"Admittedly, it will be difficult with him in the White House," McConnell said. "But if we can put a full repeal on his desk and replace it with the kind of commonsense forms that we were advocating during the debate to reduce spending, we owe it to the American people to do that."
Rep. Paul Ryan, the Wisconsin Republican who will take leadership of the House budget committee, said the GOP will rein in the overhaul through oversight hearings and cutting off money to implement the law, "but then again, the president has to sign those bills, so that is a challenge."
"You can't fully repeal and replace this law until you have a new president and a better Senate. And that's probably in 2013, but that's before the law fully kicks in, in 2014," Ryan said.

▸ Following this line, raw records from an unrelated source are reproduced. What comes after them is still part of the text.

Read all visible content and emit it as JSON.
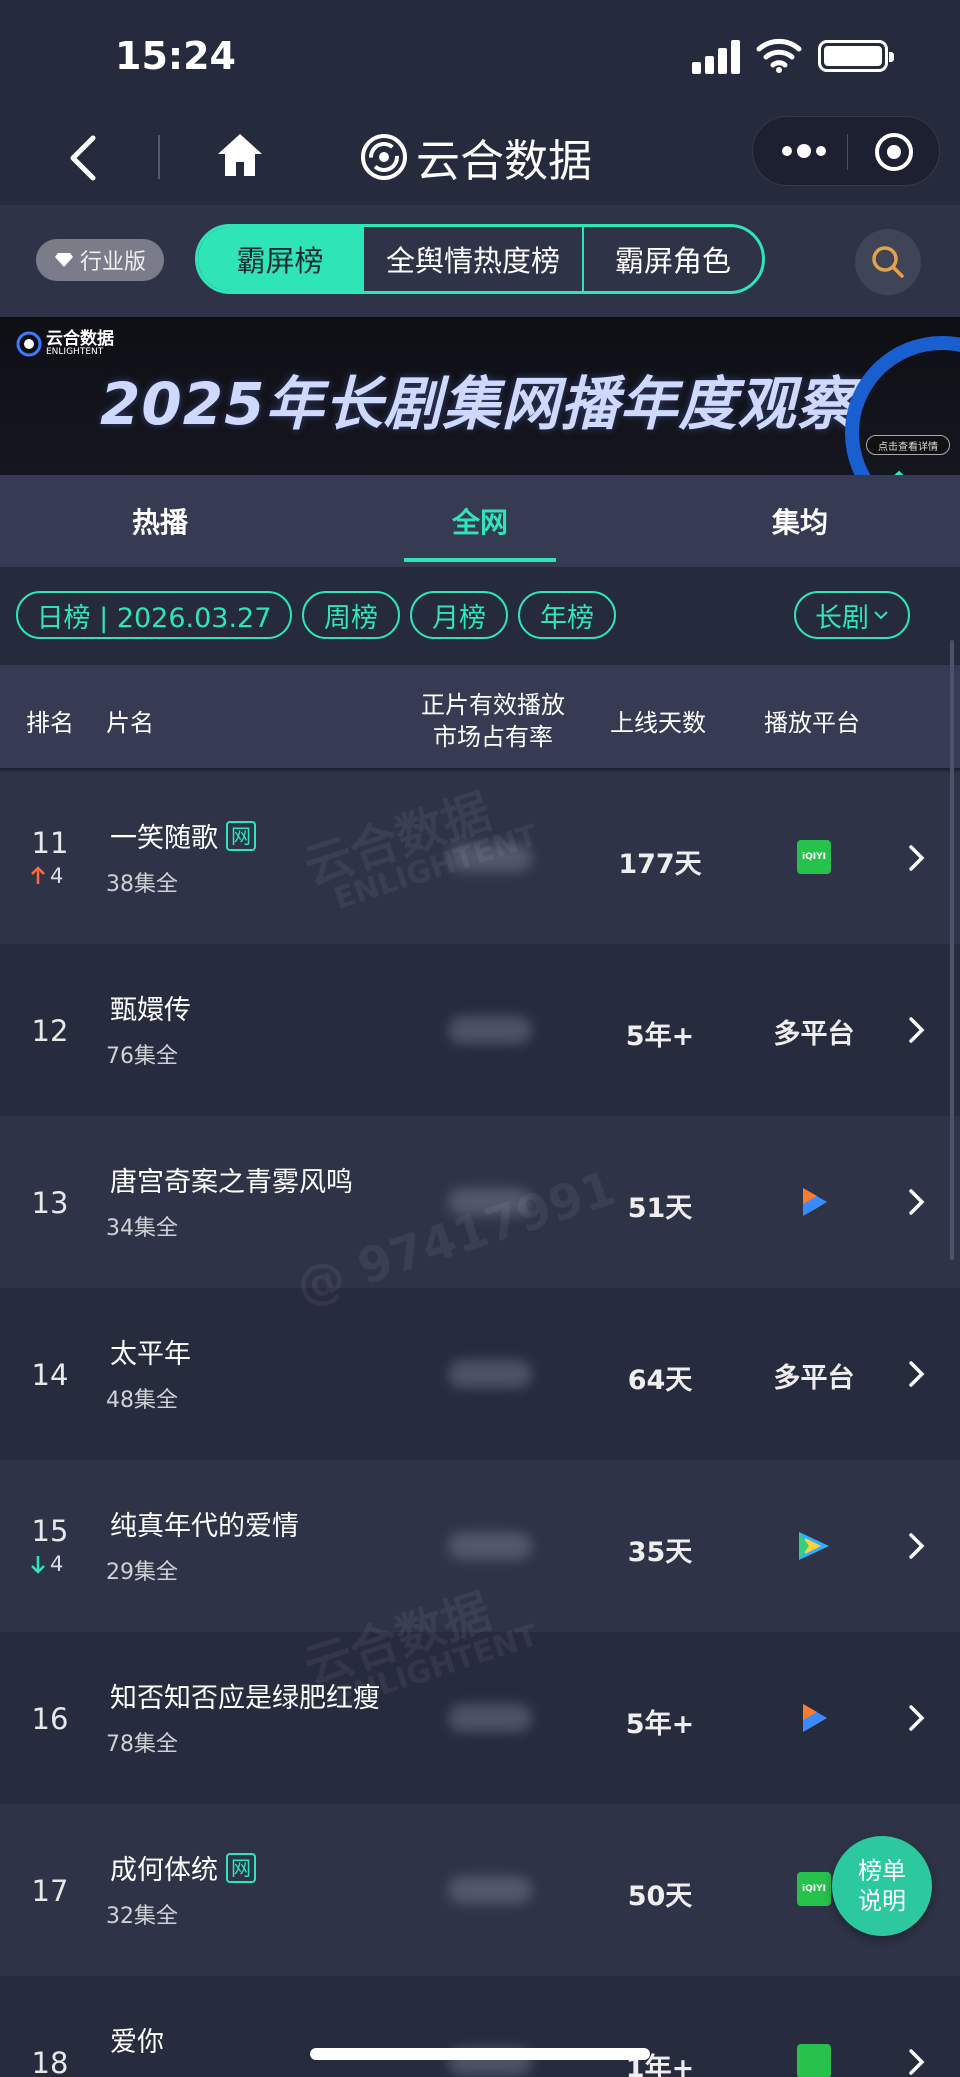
{
  "status_bar": {
    "time": "15:24"
  },
  "nav": {
    "brand": "云合数据"
  },
  "filter_bar": {
    "industry_label": "行业版",
    "segments": [
      "霸屏榜",
      "全舆情热度榜",
      "霸屏角色"
    ],
    "active_segment": "霸屏榜"
  },
  "banner": {
    "logo_cn": "云合数据",
    "logo_en": "ENLIGHTENT",
    "title": "2025年长剧集网播年度观察",
    "cta": "点击查看详情"
  },
  "tabs": {
    "items": [
      "热播",
      "全网",
      "集均"
    ],
    "active": "全网"
  },
  "chips": {
    "daily": "日榜 | 2026.03.27",
    "weekly": "周榜",
    "monthly": "月榜",
    "yearly": "年榜",
    "category": "长剧"
  },
  "table_header": {
    "rank": "排名",
    "name": "片名",
    "share_line1": "正片有效播放",
    "share_line2": "市场占有率",
    "days": "上线天数",
    "platform": "播放平台"
  },
  "rows": [
    {
      "rank": "11",
      "change_dir": "up",
      "change": "4",
      "title": "一笑随歌",
      "badge": "网",
      "episodes": "38集全",
      "days": "177天",
      "platform": "iqiyi-icon",
      "platform_text": "iQIYI"
    },
    {
      "rank": "12",
      "change_dir": "",
      "change": "",
      "title": "甄嬛传",
      "badge": "",
      "episodes": "76集全",
      "days": "5年+",
      "platform": "text",
      "platform_text": "多平台"
    },
    {
      "rank": "13",
      "change_dir": "",
      "change": "",
      "title": "唐宫奇案之青雾风鸣",
      "badge": "",
      "episodes": "34集全",
      "days": "51天",
      "platform": "youku-icon",
      "platform_text": ""
    },
    {
      "rank": "14",
      "change_dir": "",
      "change": "",
      "title": "太平年",
      "badge": "",
      "episodes": "48集全",
      "days": "64天",
      "platform": "text",
      "platform_text": "多平台"
    },
    {
      "rank": "15",
      "change_dir": "down",
      "change": "4",
      "title": "纯真年代的爱情",
      "badge": "",
      "episodes": "29集全",
      "days": "35天",
      "platform": "tencent-video-icon",
      "platform_text": ""
    },
    {
      "rank": "16",
      "change_dir": "",
      "change": "",
      "title": "知否知否应是绿肥红瘦",
      "badge": "",
      "episodes": "78集全",
      "days": "5年+",
      "platform": "youku-icon",
      "platform_text": ""
    },
    {
      "rank": "17",
      "change_dir": "",
      "change": "",
      "title": "成何体统",
      "badge": "网",
      "episodes": "32集全",
      "days": "50天",
      "platform": "iqiyi-icon",
      "platform_text": "iQIYI"
    },
    {
      "rank": "18",
      "change_dir": "",
      "change": "",
      "title": "爱你",
      "badge": "",
      "episodes": "",
      "days": "1年+",
      "platform": "iqiyi-icon",
      "platform_text": ""
    }
  ],
  "watermarks": [
    "云合数据",
    "ENLIGHTENT",
    "@ 97417991"
  ],
  "fab": {
    "line1": "榜单",
    "line2": "说明"
  },
  "colors": {
    "accent": "#2fe5b7",
    "background": "#262a3d",
    "up": "#ff6a3d",
    "down": "#2fe5b7"
  }
}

Meanwhile, Rand Paul, the tea party-backed winner in Kentucky's Senate race, said cuts to military spending and programs such as Social Security had to be considered, a break from Republican positions that both are sacrosanct. "We're coming. We're proud. We're strong. We're loud. And we're going to co-opt. And, in fact, I think we're already shaping the debate," he said of his fellow tea party candidates.
And Sen. Jim DeMint, R-S.C., who emerged as a leader of tea party-style candidates, said the GOP was to blame for its loss in Delaware's Senate contest between Republican Christine O'Donnell and Democrat Chris Coons. "Unfortunately, she was so maligned by Republicans, I don't think she ever had a chance," DeMint said of the candidate whom party leaders tried to block from the nomination by highlighting her previous statements on masturbation and evolution.
Pence and Paul appeared on ABC's "This Week." Van Hollen spoke to CNN's "State of the Union." Cantor and Ryan were interviewed on "Fox News Sunday" while McConnell and Clyburn appeared on CBS' "Face the Nation." DeMint spoke in NBC's "Meet the Press."